Western Pennsylvania Guide to Good Health
Departments Health Links Calendar Archived Issues Media Kit Contact Us
  Senior Care Senior Living Camps & Activities for Special Needs Children Ask the Expert  

What is new in pain control?
Dr. Kukurin

Some new thoughts are emerging on pain control that are good news for people who are suffering from neuropathy, spinal stenosis, sciatica, migraines and other chronic pain syndromes. Traditionally, pain has been controlled by blocking the pain related pathways in the nervous system with drugs or by attempting to physically disrupt those pathways through what is known as ablation. In general, these ablative procedures seek to reduce the body's ability to transmit pain signals from the periphery to the brain. However, as our understanding of the nervous system increases, a new concept of pain management is emerging. We now know that there are two pain related circuits in the human body. One of those circuits is responsible for carrying pain signals to the brain and is the target of most conventional pain treatments. A newly discovered circuit can internally block the pain circuit. This newly discovered innate pain blocking pathway offers an entirely new approach to pain management. So pain can be managed by blocking the first pathway or with the newer approaches, reduced by stimulating the second pathway. This new concept is known as stimulation induced analgesia. This means rather than trying to block or destroy the pain pathways, treatment seeks to stimulate the internal pain blocking pathways. Scientists believe they have discovered the mechanisms of stimulation induced analgesia. We know the body has its own morphine, serotonin, GABA and all the other chemicals it needs to block pain. Stimulation induced analgesia is believed to raise levels of naturally occurring pain killers in the brain and spinal cord. In fact, many researchers call the nervous system the greatest drugstore in the world. So the question becomes, how do we access and activate these available pain suppressing pathways? There are stimulation techniques known as Direct Current Brain stimulation, Transcutaneous Vagal Nerve stimulation, Galvanic Vestibular stimulation and Cranial Nerve Neuromodulation techniques that research has shown can activate the body's own pain relieving pathways. Often, these gentle procedures will activate the right pain suppressing pathway at just the right time, producing amazing and long lasting pain relief for patients.

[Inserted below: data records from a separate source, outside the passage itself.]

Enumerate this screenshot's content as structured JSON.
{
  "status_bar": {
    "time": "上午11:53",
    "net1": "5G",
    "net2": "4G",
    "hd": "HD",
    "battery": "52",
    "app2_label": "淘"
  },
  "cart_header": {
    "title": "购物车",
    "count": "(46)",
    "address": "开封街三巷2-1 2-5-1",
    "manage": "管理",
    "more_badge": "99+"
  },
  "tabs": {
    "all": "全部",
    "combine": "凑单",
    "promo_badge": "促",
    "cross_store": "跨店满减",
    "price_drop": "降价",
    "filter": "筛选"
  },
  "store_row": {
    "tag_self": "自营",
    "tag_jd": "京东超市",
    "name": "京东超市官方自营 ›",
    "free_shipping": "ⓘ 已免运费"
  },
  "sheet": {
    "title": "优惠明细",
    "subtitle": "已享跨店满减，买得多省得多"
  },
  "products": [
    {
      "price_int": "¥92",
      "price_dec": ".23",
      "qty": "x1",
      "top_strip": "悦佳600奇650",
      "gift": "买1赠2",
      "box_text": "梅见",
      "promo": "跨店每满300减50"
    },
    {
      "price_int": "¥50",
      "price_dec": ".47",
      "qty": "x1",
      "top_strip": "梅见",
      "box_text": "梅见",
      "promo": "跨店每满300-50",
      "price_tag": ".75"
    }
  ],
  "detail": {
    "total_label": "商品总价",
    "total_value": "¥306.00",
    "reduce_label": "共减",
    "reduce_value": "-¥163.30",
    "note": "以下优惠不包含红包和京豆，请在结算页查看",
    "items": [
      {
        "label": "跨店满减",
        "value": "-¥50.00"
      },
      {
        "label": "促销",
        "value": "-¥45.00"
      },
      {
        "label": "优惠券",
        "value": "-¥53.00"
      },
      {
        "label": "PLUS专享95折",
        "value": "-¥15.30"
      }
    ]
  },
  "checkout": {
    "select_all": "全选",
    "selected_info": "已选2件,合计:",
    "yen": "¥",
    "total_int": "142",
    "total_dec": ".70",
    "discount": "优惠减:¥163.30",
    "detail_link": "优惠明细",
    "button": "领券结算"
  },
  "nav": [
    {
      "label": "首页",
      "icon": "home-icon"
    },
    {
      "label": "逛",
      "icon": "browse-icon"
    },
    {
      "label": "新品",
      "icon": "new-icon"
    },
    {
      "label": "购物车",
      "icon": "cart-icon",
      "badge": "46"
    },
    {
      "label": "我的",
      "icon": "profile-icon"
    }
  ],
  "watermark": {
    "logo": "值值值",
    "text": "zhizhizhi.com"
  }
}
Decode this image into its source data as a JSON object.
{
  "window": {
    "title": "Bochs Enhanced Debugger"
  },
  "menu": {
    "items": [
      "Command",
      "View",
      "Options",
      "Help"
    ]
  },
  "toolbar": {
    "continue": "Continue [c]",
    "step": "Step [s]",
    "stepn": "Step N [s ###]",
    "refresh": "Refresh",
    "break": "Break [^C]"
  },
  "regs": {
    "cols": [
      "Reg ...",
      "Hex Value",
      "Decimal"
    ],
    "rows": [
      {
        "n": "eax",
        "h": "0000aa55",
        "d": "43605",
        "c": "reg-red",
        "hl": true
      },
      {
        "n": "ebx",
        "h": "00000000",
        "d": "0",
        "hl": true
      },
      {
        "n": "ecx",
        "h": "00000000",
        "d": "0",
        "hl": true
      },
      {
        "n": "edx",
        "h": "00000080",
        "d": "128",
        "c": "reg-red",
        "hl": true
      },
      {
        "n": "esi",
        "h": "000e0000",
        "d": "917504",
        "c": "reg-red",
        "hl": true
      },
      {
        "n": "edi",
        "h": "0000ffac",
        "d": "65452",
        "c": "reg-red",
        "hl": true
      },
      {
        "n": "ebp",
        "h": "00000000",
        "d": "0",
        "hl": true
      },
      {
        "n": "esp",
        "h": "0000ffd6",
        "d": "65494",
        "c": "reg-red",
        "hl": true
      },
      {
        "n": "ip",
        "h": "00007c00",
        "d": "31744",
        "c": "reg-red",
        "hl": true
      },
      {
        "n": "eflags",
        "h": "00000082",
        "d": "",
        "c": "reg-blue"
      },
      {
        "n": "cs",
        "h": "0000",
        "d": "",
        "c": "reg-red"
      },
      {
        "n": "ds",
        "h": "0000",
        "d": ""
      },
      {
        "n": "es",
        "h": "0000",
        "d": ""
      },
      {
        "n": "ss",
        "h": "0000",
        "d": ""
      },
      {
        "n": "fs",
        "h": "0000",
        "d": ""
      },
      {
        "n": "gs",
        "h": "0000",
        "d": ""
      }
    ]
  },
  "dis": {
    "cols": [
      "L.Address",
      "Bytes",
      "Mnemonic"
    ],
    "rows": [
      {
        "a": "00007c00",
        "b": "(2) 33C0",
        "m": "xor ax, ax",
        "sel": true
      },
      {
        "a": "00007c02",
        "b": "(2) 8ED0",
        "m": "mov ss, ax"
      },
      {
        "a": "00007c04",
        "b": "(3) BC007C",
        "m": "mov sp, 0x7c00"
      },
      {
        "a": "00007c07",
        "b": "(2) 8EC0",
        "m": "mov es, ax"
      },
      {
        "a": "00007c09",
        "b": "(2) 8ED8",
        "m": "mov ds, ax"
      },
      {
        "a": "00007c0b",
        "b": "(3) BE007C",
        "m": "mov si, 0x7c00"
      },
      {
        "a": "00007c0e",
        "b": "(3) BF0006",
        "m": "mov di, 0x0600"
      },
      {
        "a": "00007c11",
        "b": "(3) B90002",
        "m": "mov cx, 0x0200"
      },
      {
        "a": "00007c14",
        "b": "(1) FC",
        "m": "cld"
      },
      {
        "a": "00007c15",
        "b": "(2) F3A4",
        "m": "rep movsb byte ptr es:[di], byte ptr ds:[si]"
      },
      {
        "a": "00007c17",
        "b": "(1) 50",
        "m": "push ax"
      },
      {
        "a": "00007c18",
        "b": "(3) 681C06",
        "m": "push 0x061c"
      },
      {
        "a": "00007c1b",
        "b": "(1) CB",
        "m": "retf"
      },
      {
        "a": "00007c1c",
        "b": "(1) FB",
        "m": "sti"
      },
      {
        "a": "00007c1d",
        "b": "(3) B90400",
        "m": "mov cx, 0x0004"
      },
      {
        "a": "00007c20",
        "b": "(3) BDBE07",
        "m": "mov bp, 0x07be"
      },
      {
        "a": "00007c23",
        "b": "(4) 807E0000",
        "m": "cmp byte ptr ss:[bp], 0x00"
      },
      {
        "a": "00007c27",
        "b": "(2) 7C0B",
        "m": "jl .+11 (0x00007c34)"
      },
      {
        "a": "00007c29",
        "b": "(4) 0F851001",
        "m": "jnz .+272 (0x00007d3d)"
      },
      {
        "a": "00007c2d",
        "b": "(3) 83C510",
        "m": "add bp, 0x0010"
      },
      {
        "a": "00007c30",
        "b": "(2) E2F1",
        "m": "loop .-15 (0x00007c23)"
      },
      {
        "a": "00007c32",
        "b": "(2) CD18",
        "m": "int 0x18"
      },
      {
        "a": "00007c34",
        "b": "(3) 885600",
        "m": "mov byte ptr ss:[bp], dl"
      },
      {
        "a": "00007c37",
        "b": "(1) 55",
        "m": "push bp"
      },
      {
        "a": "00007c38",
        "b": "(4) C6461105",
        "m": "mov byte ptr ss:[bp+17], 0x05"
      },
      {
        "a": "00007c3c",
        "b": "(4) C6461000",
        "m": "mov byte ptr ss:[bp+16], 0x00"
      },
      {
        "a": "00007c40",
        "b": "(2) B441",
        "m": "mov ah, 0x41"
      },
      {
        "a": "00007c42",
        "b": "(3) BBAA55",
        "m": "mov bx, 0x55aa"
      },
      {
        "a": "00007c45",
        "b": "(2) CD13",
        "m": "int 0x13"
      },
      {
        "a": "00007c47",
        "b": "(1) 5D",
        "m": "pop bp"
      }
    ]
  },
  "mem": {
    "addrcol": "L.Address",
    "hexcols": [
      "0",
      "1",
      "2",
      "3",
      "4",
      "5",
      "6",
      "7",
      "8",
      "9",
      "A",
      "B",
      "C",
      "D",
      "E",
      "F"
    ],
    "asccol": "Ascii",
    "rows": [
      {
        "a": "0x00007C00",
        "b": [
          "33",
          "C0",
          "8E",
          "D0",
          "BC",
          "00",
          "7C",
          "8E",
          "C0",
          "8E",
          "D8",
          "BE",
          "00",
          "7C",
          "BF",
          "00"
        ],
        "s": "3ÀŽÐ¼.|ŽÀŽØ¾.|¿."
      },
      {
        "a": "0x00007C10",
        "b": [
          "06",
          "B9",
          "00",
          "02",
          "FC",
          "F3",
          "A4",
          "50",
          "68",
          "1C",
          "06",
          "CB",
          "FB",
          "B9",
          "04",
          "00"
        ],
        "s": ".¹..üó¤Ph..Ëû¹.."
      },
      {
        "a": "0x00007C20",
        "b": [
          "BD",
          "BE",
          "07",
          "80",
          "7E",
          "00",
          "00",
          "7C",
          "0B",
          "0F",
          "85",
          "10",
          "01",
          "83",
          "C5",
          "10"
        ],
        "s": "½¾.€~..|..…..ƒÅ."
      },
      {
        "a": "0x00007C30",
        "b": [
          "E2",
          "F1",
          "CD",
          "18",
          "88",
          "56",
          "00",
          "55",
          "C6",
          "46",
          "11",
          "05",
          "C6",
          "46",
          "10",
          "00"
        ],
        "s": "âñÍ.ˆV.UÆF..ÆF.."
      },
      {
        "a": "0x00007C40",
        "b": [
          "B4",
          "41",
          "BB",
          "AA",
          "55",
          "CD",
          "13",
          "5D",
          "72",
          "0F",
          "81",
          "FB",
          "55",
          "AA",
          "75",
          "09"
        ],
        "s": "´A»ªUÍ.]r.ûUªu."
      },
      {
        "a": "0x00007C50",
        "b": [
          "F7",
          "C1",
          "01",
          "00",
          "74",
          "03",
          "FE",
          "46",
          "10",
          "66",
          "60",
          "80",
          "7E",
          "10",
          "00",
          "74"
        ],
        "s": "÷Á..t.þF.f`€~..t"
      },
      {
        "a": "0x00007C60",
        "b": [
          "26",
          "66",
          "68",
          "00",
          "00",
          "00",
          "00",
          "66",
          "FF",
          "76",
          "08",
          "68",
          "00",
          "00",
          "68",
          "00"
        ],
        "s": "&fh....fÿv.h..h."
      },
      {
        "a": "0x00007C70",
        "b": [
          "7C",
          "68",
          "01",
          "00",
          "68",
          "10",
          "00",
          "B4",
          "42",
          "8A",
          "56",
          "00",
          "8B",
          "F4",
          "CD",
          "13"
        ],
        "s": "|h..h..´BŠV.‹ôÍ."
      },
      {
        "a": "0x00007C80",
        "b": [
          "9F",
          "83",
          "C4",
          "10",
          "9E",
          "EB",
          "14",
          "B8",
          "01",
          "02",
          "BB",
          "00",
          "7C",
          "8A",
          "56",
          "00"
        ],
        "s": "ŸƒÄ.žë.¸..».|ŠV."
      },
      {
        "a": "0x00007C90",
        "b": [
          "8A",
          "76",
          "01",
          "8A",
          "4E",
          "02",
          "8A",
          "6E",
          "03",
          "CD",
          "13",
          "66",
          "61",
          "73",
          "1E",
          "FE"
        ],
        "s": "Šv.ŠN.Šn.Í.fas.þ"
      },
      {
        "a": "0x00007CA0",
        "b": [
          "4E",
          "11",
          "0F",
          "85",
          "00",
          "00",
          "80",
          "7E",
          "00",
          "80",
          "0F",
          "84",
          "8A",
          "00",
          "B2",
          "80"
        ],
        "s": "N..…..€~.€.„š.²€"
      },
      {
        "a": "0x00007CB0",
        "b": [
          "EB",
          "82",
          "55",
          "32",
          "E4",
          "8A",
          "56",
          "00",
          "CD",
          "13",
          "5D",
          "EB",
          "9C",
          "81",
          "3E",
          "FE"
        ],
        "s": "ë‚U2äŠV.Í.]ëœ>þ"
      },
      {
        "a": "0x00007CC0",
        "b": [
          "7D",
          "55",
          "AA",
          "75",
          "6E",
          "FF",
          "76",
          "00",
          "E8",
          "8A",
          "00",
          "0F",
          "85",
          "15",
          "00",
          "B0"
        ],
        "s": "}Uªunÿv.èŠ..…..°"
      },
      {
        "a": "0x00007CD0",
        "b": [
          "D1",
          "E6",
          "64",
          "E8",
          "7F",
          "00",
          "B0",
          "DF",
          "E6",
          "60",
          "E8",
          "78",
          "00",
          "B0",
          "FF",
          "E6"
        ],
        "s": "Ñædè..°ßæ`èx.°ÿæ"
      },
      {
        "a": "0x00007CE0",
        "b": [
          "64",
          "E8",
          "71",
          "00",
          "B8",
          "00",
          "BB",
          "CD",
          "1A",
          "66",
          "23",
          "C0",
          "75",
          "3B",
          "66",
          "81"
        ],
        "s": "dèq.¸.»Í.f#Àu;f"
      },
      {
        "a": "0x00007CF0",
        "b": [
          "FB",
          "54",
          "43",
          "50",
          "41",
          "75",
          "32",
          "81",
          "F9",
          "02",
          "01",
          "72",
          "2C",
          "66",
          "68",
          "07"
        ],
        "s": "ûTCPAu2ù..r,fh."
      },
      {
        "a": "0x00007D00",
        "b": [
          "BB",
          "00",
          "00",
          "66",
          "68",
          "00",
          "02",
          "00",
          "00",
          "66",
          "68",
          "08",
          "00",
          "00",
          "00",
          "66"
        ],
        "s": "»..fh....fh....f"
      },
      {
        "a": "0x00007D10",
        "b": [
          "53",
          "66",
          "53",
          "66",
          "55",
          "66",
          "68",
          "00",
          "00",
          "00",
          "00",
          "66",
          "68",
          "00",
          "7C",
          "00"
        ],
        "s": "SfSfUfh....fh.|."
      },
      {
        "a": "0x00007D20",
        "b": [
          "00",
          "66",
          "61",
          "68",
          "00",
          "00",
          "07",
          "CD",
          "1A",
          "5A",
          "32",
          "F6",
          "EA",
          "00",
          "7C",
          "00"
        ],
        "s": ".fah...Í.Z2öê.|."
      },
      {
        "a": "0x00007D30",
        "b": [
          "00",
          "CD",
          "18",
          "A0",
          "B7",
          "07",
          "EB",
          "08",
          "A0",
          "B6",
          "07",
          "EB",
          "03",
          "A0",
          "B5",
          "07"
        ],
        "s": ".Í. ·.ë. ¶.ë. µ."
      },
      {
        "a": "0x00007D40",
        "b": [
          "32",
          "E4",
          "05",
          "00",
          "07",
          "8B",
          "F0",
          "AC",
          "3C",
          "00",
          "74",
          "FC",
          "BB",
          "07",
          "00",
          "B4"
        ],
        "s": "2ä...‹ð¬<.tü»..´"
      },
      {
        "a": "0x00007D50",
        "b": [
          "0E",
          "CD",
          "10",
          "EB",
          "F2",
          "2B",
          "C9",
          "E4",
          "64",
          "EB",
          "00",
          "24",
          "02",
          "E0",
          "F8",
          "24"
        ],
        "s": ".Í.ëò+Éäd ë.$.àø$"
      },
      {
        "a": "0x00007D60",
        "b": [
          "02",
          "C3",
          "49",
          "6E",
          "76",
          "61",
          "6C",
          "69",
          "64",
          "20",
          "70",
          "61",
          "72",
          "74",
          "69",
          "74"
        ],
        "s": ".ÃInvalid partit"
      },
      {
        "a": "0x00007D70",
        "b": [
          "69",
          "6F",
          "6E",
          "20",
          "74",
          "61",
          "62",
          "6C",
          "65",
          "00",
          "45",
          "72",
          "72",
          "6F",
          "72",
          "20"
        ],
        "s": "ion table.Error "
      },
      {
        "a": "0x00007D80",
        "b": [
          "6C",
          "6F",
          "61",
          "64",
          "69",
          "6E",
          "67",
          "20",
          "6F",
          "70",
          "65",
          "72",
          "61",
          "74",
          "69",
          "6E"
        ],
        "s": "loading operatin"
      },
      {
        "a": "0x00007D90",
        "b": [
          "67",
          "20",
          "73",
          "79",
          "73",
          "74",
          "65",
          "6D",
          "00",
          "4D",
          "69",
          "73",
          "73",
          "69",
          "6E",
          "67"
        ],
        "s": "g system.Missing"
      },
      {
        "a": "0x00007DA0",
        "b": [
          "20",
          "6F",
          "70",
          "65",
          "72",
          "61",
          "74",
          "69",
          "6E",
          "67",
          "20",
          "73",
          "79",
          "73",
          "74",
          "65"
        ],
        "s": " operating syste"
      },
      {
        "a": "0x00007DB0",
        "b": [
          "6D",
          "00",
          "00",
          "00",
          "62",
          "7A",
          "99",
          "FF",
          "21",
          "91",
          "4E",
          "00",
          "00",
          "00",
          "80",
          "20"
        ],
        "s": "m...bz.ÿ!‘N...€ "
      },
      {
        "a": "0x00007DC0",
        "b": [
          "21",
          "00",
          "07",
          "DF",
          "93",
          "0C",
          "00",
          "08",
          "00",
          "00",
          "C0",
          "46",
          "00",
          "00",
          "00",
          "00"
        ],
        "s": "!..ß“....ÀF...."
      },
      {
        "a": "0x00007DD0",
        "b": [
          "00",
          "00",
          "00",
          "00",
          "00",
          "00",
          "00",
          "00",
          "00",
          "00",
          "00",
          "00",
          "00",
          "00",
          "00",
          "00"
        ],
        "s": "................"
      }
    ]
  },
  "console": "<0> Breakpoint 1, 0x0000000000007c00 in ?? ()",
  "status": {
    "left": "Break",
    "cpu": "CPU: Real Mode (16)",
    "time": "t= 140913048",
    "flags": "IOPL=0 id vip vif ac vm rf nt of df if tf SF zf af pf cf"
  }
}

George W. Kukurin DC DACAN, Kukurin Chiropractic, Acupuncture & Nutrition, can be reached at (412) 381-4453 or visit www.alt-compmed.com.

Return to Top

Westmoreland County Special Edition Download a PDF version Advertise Subscribe for FREE
Subscribe to GTGH




Western Pennsylvania School for the Deaf (WPSD)

Scott and Christie

CMS Housing – Apartments


Legacy Medical Centers

WR Cameron Wellness Center

Medicare Specialists of Pittsburgh

Blind and Rehabilitation Services of Pittsburgh

Western Pennsylvania School for Blind Children

New Story

East End Food Coop

Reserve This Space | Call 412-835-5796 or email goodhealthmag@aol.com

Western Pennsylvania Guide to Good Health. All rights reserved.

Send email to goodhealthmag@aol.com